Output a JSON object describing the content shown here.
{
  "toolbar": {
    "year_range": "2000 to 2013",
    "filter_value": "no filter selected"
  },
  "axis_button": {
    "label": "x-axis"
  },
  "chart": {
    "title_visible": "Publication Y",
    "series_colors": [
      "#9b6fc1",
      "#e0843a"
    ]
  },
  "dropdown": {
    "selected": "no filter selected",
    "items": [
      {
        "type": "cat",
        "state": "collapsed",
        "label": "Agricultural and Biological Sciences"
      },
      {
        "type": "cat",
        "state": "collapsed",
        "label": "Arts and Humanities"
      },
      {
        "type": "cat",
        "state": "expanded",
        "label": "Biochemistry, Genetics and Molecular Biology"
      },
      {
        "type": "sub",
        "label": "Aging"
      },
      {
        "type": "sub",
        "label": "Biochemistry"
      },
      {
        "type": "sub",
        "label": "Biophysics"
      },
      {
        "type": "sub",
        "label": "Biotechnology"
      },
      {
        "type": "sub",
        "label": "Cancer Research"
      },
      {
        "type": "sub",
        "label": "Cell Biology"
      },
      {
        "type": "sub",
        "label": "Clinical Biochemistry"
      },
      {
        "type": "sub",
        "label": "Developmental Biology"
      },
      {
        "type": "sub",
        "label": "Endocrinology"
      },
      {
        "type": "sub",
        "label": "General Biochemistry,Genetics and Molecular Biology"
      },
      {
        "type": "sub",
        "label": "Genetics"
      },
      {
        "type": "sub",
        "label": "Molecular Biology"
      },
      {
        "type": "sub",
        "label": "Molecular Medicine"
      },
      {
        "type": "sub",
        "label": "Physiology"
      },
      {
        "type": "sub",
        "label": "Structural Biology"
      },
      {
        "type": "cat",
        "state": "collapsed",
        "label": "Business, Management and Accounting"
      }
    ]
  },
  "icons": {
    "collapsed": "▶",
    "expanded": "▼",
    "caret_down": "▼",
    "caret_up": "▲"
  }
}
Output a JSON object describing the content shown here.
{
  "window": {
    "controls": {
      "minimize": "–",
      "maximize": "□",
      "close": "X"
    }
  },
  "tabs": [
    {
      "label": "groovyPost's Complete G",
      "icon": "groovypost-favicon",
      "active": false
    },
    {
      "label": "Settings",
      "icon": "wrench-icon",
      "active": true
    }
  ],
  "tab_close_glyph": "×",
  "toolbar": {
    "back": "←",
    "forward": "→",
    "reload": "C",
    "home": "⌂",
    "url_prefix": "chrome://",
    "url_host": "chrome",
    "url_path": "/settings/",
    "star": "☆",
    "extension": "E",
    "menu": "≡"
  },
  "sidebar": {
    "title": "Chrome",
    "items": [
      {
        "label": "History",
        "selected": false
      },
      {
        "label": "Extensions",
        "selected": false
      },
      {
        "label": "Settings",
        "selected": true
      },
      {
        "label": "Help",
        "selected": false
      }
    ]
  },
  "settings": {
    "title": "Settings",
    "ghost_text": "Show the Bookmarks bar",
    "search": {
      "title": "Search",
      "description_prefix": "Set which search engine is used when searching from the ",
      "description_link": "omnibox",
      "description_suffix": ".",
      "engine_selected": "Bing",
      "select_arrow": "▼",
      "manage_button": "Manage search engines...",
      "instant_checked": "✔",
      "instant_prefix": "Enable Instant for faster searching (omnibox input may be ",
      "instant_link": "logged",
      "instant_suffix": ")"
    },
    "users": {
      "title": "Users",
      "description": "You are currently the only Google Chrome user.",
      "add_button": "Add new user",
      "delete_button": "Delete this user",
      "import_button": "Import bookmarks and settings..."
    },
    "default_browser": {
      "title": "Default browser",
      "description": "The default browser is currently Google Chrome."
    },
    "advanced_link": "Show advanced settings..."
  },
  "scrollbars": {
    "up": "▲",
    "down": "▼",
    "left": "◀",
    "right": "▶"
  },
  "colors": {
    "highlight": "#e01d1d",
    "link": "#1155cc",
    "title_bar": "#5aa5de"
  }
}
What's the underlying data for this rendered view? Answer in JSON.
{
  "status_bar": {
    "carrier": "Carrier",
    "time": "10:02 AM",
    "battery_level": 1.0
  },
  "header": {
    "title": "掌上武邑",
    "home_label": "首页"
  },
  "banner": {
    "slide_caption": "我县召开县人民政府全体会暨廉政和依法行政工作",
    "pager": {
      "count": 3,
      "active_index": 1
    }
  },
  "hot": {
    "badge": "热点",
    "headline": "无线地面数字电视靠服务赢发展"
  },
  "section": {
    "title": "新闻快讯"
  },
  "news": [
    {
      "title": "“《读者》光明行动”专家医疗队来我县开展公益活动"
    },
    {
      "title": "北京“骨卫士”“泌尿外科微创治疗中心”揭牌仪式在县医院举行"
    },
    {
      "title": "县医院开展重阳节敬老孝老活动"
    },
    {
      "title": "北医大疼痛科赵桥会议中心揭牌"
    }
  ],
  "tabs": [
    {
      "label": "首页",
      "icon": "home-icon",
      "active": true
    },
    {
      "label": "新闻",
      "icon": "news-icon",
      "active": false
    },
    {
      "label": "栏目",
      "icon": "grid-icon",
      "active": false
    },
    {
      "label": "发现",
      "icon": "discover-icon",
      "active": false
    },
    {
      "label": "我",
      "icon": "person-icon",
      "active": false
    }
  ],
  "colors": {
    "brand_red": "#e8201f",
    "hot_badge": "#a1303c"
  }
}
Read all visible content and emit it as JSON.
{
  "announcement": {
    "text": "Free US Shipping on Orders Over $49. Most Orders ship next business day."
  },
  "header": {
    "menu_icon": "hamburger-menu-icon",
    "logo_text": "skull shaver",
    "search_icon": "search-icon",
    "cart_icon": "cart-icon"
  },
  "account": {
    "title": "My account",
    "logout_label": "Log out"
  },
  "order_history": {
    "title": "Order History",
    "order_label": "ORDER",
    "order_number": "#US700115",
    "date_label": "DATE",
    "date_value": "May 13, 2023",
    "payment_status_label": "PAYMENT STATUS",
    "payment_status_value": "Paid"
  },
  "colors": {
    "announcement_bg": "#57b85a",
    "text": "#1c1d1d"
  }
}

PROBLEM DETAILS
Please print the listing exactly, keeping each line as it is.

REPLY TO THE EXERCISE
Output a JSON object describing the content shown here.
{
  "toolbar": {
    "year_range": "2000 to 2013",
    "filter_value": "no filter selected"
  },
  "axis_button": {
    "label": "x-axis"
  },
  "chart": {
    "title_visible": "Publication Y",
    "series_colors": [
      "#9b6fc1",
      "#e0843a"
    ]
  },
  "dropdown": {
    "selected": "no filter selected",
    "items": [
      {
        "type": "cat",
        "state": "collapsed",
        "label": "Agricultural and Biological Sciences"
      },
      {
        "type": "cat",
        "state": "collapsed",
        "label": "Arts and Humanities"
      },
      {
        "type": "cat",
        "state": "expanded",
        "label": "Biochemistry, Genetics and Molecular Biology"
      },
      {
        "type": "sub",
        "label": "Aging"
      },
      {
        "type": "sub",
        "label": "Biochemistry"
      },
      {
        "type": "sub",
        "label": "Biophysics"
      },
      {
        "type": "sub",
        "label": "Biotechnology"
      },
      {
        "type": "sub",
        "label": "Cancer Research"
      },
      {
        "type": "sub",
        "label": "Cell Biology"
      },
      {
        "type": "sub",
        "label": "Clinical Biochemistry"
      },
      {
        "type": "sub",
        "label": "Developmental Biology"
      },
      {
        "type": "sub",
        "label": "Endocrinology"
      },
      {
        "type": "sub",
        "label": "General Biochemistry,Genetics and Molecular Biology"
      },
      {
        "type": "sub",
        "label": "Genetics"
      },
      {
        "type": "sub",
        "label": "Molecular Biology"
      },
      {
        "type": "sub",
        "label": "Molecular Medicine"
      },
      {
        "type": "sub",
        "label": "Physiology"
      },
      {
        "type": "sub",
        "label": "Structural Biology"
      },
      {
        "type": "cat",
        "state": "collapsed",
        "label": "Business, Management and Accounting"
      }
    ]
  },
  "icons": {
    "collapsed": "▶",
    "expanded": "▼",
    "caret_down": "▼",
    "caret_up": "▲"
  }
}
Output a JSON object describing the content shown here.
{
  "window": {
    "controls": {
      "minimize": "–",
      "maximize": "□",
      "close": "X"
    }
  },
  "tabs": [
    {
      "label": "groovyPost's Complete G",
      "icon": "groovypost-favicon",
      "active": false
    },
    {
      "label": "Settings",
      "icon": "wrench-icon",
      "active": true
    }
  ],
  "tab_close_glyph": "×",
  "toolbar": {
    "back": "←",
    "forward": "→",
    "reload": "C",
    "home": "⌂",
    "url_prefix": "chrome://",
    "url_host": "chrome",
    "url_path": "/settings/",
    "star": "☆",
    "extension": "E",
    "menu": "≡"
  },
  "sidebar": {
    "title": "Chrome",
    "items": [
      {
        "label": "History",
        "selected": false
      },
      {
        "label": "Extensions",
        "selected": false
      },
      {
        "label": "Settings",
        "selected": true
      },
      {
        "label": "Help",
        "selected": false
      }
    ]
  },
  "settings": {
    "title": "Settings",
    "ghost_text": "Show the Bookmarks bar",
    "search": {
      "title": "Search",
      "description_prefix": "Set which search engine is used when searching from the ",
      "description_link": "omnibox",
      "description_suffix": ".",
      "engine_selected": "Bing",
      "select_arrow": "▼",
      "manage_button": "Manage search engines...",
      "instant_checked": "✔",
      "instant_prefix": "Enable Instant for faster searching (omnibox input may be ",
      "instant_link": "logged",
      "instant_suffix": ")"
    },
    "users": {
      "title": "Users",
      "description": "You are currently the only Google Chrome user.",
      "add_button": "Add new user",
      "delete_button": "Delete this user",
      "import_button": "Import bookmarks and settings..."
    },
    "default_browser": {
      "title": "Default browser",
      "description": "The default browser is currently Google Chrome."
    },
    "advanced_link": "Show advanced settings..."
  },
  "scrollbars": {
    "up": "▲",
    "down": "▼",
    "left": "◀",
    "right": "▶"
  },
  "colors": {
    "highlight": "#e01d1d",
    "link": "#1155cc",
    "title_bar": "#5aa5de"
  }
}
What's the underlying data for this rendered view? Answer in JSON.
{
  "status_bar": {
    "carrier": "Carrier",
    "time": "10:02 AM",
    "battery_level": 1.0
  },
  "header": {
    "title": "掌上武邑",
    "home_label": "首页"
  },
  "banner": {
    "slide_caption": "我县召开县人民政府全体会暨廉政和依法行政工作",
    "pager": {
      "count": 3,
      "active_index": 1
    }
  },
  "hot": {
    "badge": "热点",
    "headline": "无线地面数字电视靠服务赢发展"
  },
  "section": {
    "title": "新闻快讯"
  },
  "news": [
    {
      "title": "“《读者》光明行动”专家医疗队来我县开展公益活动"
    },
    {
      "title": "北京“骨卫士”“泌尿外科微创治疗中心”揭牌仪式在县医院举行"
    },
    {
      "title": "县医院开展重阳节敬老孝老活动"
    },
    {
      "title": "北医大疼痛科赵桥会议中心揭牌"
    }
  ],
  "tabs": [
    {
      "label": "首页",
      "icon": "home-icon",
      "active": true
    },
    {
      "label": "新闻",
      "icon": "news-icon",
      "active": false
    },
    {
      "label": "栏目",
      "icon": "grid-icon",
      "active": false
    },
    {
      "label": "发现",
      "icon": "discover-icon",
      "active": false
    },
    {
      "label": "我",
      "icon": "person-icon",
      "active": false
    }
  ],
  "colors": {
    "brand_red": "#e8201f",
    "hot_badge": "#a1303c"
  }
}
Read all visible content and emit it as JSON.
{
  "announcement": {
    "text": "Free US Shipping on Orders Over $49. Most Orders ship next business day."
  },
  "header": {
    "menu_icon": "hamburger-menu-icon",
    "logo_text": "skull shaver",
    "search_icon": "search-icon",
    "cart_icon": "cart-icon"
  },
  "account": {
    "title": "My account",
    "logout_label": "Log out"
  },
  "order_history": {
    "title": "Order History",
    "order_label": "ORDER",
    "order_number": "#US700115",
    "date_label": "DATE",
    "date_value": "May 13, 2023",
    "payment_status_label": "PAYMENT STATUS",
    "payment_status_value": "Paid"
  },
  "colors": {
    "announcement_bg": "#57b85a",
    "text": "#1c1d1d"
  }
}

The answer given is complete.